Task statement: When you reach the listing below, copy each line exactly.

= = = = = = =

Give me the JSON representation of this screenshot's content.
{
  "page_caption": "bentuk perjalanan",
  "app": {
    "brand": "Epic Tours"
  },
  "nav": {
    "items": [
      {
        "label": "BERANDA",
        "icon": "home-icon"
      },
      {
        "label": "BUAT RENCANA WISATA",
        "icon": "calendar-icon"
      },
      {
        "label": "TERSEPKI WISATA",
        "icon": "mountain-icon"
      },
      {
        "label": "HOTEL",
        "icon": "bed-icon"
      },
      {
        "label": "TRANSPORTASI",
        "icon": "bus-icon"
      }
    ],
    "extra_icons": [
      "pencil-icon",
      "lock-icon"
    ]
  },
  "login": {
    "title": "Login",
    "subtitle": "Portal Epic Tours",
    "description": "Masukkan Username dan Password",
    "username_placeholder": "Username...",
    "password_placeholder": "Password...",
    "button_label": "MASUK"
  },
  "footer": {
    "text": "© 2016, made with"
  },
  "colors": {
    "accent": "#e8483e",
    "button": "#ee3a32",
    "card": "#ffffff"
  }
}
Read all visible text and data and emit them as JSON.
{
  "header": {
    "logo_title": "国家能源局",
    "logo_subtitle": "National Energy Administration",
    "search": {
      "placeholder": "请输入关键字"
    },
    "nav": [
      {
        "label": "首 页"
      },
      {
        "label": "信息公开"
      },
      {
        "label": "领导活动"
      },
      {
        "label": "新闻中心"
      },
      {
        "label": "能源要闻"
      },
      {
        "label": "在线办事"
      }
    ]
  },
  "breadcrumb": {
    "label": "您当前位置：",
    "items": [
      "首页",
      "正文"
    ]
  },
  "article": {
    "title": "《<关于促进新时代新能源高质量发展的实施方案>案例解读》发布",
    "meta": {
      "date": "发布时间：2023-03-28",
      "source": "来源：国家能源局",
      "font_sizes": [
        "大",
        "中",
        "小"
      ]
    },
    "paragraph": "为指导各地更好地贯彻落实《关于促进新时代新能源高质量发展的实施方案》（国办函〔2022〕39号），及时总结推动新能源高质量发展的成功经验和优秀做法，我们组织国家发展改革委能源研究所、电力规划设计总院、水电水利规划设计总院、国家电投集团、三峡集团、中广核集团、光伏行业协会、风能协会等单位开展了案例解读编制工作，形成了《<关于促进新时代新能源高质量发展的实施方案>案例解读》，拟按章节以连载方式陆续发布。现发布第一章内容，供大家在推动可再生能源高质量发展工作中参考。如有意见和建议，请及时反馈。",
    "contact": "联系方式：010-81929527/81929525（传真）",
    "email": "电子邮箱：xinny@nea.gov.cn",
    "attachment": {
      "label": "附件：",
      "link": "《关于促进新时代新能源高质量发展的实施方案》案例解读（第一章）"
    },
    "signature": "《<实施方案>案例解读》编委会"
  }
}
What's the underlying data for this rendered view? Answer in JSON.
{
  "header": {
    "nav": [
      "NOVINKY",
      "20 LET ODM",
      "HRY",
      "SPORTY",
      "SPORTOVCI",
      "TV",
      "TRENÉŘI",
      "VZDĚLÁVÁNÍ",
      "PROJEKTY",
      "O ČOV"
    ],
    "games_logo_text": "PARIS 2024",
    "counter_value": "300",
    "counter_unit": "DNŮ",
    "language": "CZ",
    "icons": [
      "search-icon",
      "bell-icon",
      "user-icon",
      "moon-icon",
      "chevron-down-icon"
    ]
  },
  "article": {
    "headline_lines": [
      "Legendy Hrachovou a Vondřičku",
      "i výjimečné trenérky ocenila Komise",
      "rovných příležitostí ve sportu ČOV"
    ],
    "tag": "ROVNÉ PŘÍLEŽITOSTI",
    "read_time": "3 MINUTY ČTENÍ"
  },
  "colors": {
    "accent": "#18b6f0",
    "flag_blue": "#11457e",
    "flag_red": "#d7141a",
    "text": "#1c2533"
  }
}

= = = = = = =

Expected answer:
Give me the JSON representation of this screenshot's content.
{
  "page_caption": "bentuk perjalanan",
  "app": {
    "brand": "Epic Tours"
  },
  "nav": {
    "items": [
      {
        "label": "BERANDA",
        "icon": "home-icon"
      },
      {
        "label": "BUAT RENCANA WISATA",
        "icon": "calendar-icon"
      },
      {
        "label": "TERSEPKI WISATA",
        "icon": "mountain-icon"
      },
      {
        "label": "HOTEL",
        "icon": "bed-icon"
      },
      {
        "label": "TRANSPORTASI",
        "icon": "bus-icon"
      }
    ],
    "extra_icons": [
      "pencil-icon",
      "lock-icon"
    ]
  },
  "login": {
    "title": "Login",
    "subtitle": "Portal Epic Tours",
    "description": "Masukkan Username dan Password",
    "username_placeholder": "Username...",
    "password_placeholder": "Password...",
    "button_label": "MASUK"
  },
  "footer": {
    "text": "© 2016, made with"
  },
  "colors": {
    "accent": "#e8483e",
    "button": "#ee3a32",
    "card": "#ffffff"
  }
}
Read all visible text and data and emit them as JSON.
{
  "header": {
    "logo_title": "国家能源局",
    "logo_subtitle": "National Energy Administration",
    "search": {
      "placeholder": "请输入关键字"
    },
    "nav": [
      {
        "label": "首 页"
      },
      {
        "label": "信息公开"
      },
      {
        "label": "领导活动"
      },
      {
        "label": "新闻中心"
      },
      {
        "label": "能源要闻"
      },
      {
        "label": "在线办事"
      }
    ]
  },
  "breadcrumb": {
    "label": "您当前位置：",
    "items": [
      "首页",
      "正文"
    ]
  },
  "article": {
    "title": "《<关于促进新时代新能源高质量发展的实施方案>案例解读》发布",
    "meta": {
      "date": "发布时间：2023-03-28",
      "source": "来源：国家能源局",
      "font_sizes": [
        "大",
        "中",
        "小"
      ]
    },
    "paragraph": "为指导各地更好地贯彻落实《关于促进新时代新能源高质量发展的实施方案》（国办函〔2022〕39号），及时总结推动新能源高质量发展的成功经验和优秀做法，我们组织国家发展改革委能源研究所、电力规划设计总院、水电水利规划设计总院、国家电投集团、三峡集团、中广核集团、光伏行业协会、风能协会等单位开展了案例解读编制工作，形成了《<关于促进新时代新能源高质量发展的实施方案>案例解读》，拟按章节以连载方式陆续发布。现发布第一章内容，供大家在推动可再生能源高质量发展工作中参考。如有意见和建议，请及时反馈。",
    "contact": "联系方式：010-81929527/81929525（传真）",
    "email": "电子邮箱：xinny@nea.gov.cn",
    "attachment": {
      "label": "附件：",
      "link": "《关于促进新时代新能源高质量发展的实施方案》案例解读（第一章）"
    },
    "signature": "《<实施方案>案例解读》编委会"
  }
}
What's the underlying data for this rendered view? Answer in JSON.
{
  "header": {
    "nav": [
      "NOVINKY",
      "20 LET ODM",
      "HRY",
      "SPORTY",
      "SPORTOVCI",
      "TV",
      "TRENÉŘI",
      "VZDĚLÁVÁNÍ",
      "PROJEKTY",
      "O ČOV"
    ],
    "games_logo_text": "PARIS 2024",
    "counter_value": "300",
    "counter_unit": "DNŮ",
    "language": "CZ",
    "icons": [
      "search-icon",
      "bell-icon",
      "user-icon",
      "moon-icon",
      "chevron-down-icon"
    ]
  },
  "article": {
    "headline_lines": [
      "Legendy Hrachovou a Vondřičku",
      "i výjimečné trenérky ocenila Komise",
      "rovných příležitostí ve sportu ČOV"
    ],
    "tag": "ROVNÉ PŘÍLEŽITOSTI",
    "read_time": "3 MINUTY ČTENÍ"
  },
  "colors": {
    "accent": "#18b6f0",
    "flag_blue": "#11457e",
    "flag_red": "#d7141a",
    "text": "#1c2533"
  }
}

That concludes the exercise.